• What you should do: Copy the data exactly. Images are to be left out.

*** Extracted material ***

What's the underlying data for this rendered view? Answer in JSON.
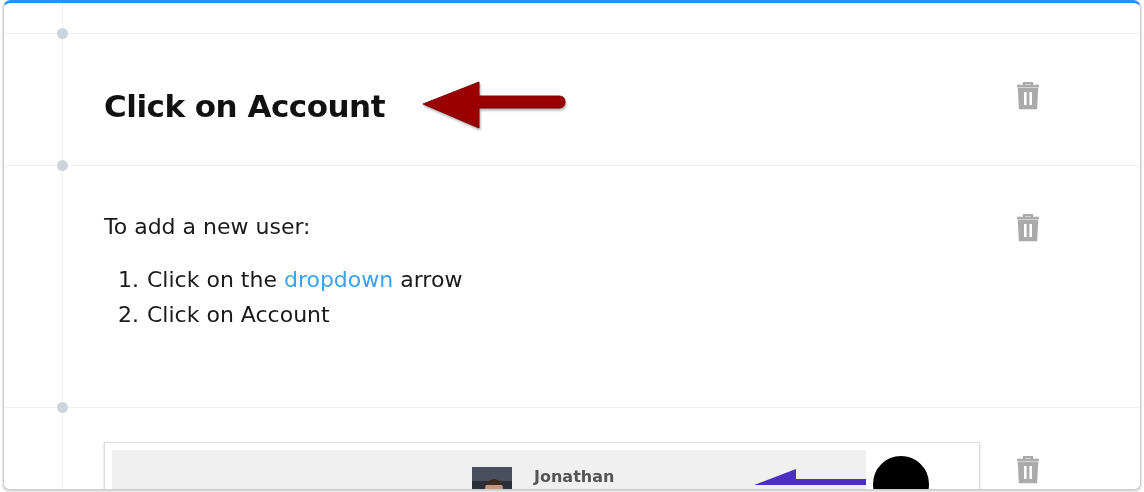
{
  "steps": [
    {
      "kind": "heading",
      "text": "Click on Account",
      "arrow": true
    },
    {
      "kind": "text",
      "intro": "To add a new user:",
      "items": [
        {
          "number": "1.",
          "before": "Click on the ",
          "link": "dropdown",
          "after": " arrow"
        },
        {
          "number": "2.",
          "before": "Click on Account"
        }
      ]
    },
    {
      "kind": "screenshot",
      "user_name": "Jonathan"
    }
  ]
}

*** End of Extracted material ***

• Exercise output:
What's the underlying data for this rendered view? Answer in JSON.
{
  "steps": [
    {
      "kind": "heading",
      "text": "Click on Account",
      "arrow": true
    },
    {
      "kind": "text",
      "intro": "To add a new user:",
      "items": [
        {
          "number": "1.",
          "before": "Click on the ",
          "link": "dropdown",
          "after": " arrow"
        },
        {
          "number": "2.",
          "before": "Click on Account"
        }
      ]
    },
    {
      "kind": "screenshot",
      "user_name": "Jonathan"
    }
  ]
}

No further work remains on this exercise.